* **Try it**
All of the entries below must be copied out exactly.

* **Records shown**
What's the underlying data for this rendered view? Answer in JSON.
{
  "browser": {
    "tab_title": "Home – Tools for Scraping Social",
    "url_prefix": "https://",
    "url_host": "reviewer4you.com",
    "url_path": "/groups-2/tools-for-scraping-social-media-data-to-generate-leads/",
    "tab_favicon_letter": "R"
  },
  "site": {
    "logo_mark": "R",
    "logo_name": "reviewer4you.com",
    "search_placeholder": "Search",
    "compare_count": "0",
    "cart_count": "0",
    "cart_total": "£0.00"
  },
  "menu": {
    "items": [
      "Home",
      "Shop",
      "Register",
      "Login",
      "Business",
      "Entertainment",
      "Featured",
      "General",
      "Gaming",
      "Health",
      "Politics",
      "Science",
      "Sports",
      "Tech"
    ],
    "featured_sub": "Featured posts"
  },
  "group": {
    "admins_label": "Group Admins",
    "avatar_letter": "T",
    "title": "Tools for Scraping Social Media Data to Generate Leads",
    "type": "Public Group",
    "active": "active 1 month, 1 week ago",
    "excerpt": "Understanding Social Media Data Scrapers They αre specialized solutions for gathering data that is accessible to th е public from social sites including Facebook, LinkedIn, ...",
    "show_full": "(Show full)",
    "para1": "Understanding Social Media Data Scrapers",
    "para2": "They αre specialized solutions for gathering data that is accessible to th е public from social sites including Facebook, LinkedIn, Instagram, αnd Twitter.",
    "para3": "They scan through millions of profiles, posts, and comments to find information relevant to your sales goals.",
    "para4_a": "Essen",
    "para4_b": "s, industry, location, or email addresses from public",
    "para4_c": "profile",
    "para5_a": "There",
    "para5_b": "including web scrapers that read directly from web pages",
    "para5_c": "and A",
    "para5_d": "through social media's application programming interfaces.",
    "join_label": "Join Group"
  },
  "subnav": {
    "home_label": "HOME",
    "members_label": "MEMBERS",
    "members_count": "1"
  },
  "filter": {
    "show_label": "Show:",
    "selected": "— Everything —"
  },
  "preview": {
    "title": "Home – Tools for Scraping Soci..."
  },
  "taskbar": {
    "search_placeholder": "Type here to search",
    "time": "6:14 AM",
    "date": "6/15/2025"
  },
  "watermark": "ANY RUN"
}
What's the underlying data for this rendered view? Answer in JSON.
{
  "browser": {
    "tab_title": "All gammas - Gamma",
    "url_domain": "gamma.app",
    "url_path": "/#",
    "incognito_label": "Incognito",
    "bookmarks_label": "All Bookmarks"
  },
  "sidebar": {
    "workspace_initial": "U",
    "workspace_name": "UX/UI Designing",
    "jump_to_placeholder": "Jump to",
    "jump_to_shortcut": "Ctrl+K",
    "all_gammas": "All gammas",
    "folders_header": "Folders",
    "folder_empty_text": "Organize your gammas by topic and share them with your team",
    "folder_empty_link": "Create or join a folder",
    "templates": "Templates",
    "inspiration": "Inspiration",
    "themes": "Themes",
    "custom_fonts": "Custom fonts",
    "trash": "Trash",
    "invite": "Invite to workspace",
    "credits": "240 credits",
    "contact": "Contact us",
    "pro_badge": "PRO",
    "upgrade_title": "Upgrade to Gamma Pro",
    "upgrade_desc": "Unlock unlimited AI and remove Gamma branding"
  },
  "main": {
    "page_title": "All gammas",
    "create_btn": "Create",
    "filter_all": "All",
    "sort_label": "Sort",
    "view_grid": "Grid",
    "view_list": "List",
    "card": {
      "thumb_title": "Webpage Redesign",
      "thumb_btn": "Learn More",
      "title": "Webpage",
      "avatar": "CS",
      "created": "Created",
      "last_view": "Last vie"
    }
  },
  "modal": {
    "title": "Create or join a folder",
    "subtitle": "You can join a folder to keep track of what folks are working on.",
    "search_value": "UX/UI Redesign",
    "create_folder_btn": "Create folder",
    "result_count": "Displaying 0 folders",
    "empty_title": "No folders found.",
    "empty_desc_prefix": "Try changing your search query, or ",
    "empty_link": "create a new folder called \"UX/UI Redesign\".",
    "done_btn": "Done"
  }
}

* **Response box**
What's the underlying data for this rendered view? Answer in JSON.
{
  "browser": {
    "tab_title": "Home – Tools for Scraping Social",
    "url_prefix": "https://",
    "url_host": "reviewer4you.com",
    "url_path": "/groups-2/tools-for-scraping-social-media-data-to-generate-leads/",
    "tab_favicon_letter": "R"
  },
  "site": {
    "logo_mark": "R",
    "logo_name": "reviewer4you.com",
    "search_placeholder": "Search",
    "compare_count": "0",
    "cart_count": "0",
    "cart_total": "£0.00"
  },
  "menu": {
    "items": [
      "Home",
      "Shop",
      "Register",
      "Login",
      "Business",
      "Entertainment",
      "Featured",
      "General",
      "Gaming",
      "Health",
      "Politics",
      "Science",
      "Sports",
      "Tech"
    ],
    "featured_sub": "Featured posts"
  },
  "group": {
    "admins_label": "Group Admins",
    "avatar_letter": "T",
    "title": "Tools for Scraping Social Media Data to Generate Leads",
    "type": "Public Group",
    "active": "active 1 month, 1 week ago",
    "excerpt": "Understanding Social Media Data Scrapers They αre specialized solutions for gathering data that is accessible to th е public from social sites including Facebook, LinkedIn, ...",
    "show_full": "(Show full)",
    "para1": "Understanding Social Media Data Scrapers",
    "para2": "They αre specialized solutions for gathering data that is accessible to th е public from social sites including Facebook, LinkedIn, Instagram, αnd Twitter.",
    "para3": "They scan through millions of profiles, posts, and comments to find information relevant to your sales goals.",
    "para4_a": "Essen",
    "para4_b": "s, industry, location, or email addresses from public",
    "para4_c": "profile",
    "para5_a": "There",
    "para5_b": "including web scrapers that read directly from web pages",
    "para5_c": "and A",
    "para5_d": "through social media's application programming interfaces.",
    "join_label": "Join Group"
  },
  "subnav": {
    "home_label": "HOME",
    "members_label": "MEMBERS",
    "members_count": "1"
  },
  "filter": {
    "show_label": "Show:",
    "selected": "— Everything —"
  },
  "preview": {
    "title": "Home – Tools for Scraping Soci..."
  },
  "taskbar": {
    "search_placeholder": "Type here to search",
    "time": "6:14 AM",
    "date": "6/15/2025"
  },
  "watermark": "ANY RUN"
}
What's the underlying data for this rendered view? Answer in JSON.
{
  "browser": {
    "tab_title": "All gammas - Gamma",
    "url_domain": "gamma.app",
    "url_path": "/#",
    "incognito_label": "Incognito",
    "bookmarks_label": "All Bookmarks"
  },
  "sidebar": {
    "workspace_initial": "U",
    "workspace_name": "UX/UI Designing",
    "jump_to_placeholder": "Jump to",
    "jump_to_shortcut": "Ctrl+K",
    "all_gammas": "All gammas",
    "folders_header": "Folders",
    "folder_empty_text": "Organize your gammas by topic and share them with your team",
    "folder_empty_link": "Create or join a folder",
    "templates": "Templates",
    "inspiration": "Inspiration",
    "themes": "Themes",
    "custom_fonts": "Custom fonts",
    "trash": "Trash",
    "invite": "Invite to workspace",
    "credits": "240 credits",
    "contact": "Contact us",
    "pro_badge": "PRO",
    "upgrade_title": "Upgrade to Gamma Pro",
    "upgrade_desc": "Unlock unlimited AI and remove Gamma branding"
  },
  "main": {
    "page_title": "All gammas",
    "create_btn": "Create",
    "filter_all": "All",
    "sort_label": "Sort",
    "view_grid": "Grid",
    "view_list": "List",
    "card": {
      "thumb_title": "Webpage Redesign",
      "thumb_btn": "Learn More",
      "title": "Webpage",
      "avatar": "CS",
      "created": "Created",
      "last_view": "Last vie"
    }
  },
  "modal": {
    "title": "Create or join a folder",
    "subtitle": "You can join a folder to keep track of what folks are working on.",
    "search_value": "UX/UI Redesign",
    "create_folder_btn": "Create folder",
    "result_count": "Displaying 0 folders",
    "empty_title": "No folders found.",
    "empty_desc_prefix": "Try changing your search query, or ",
    "empty_link": "create a new folder called \"UX/UI Redesign\".",
    "done_btn": "Done"
  }
}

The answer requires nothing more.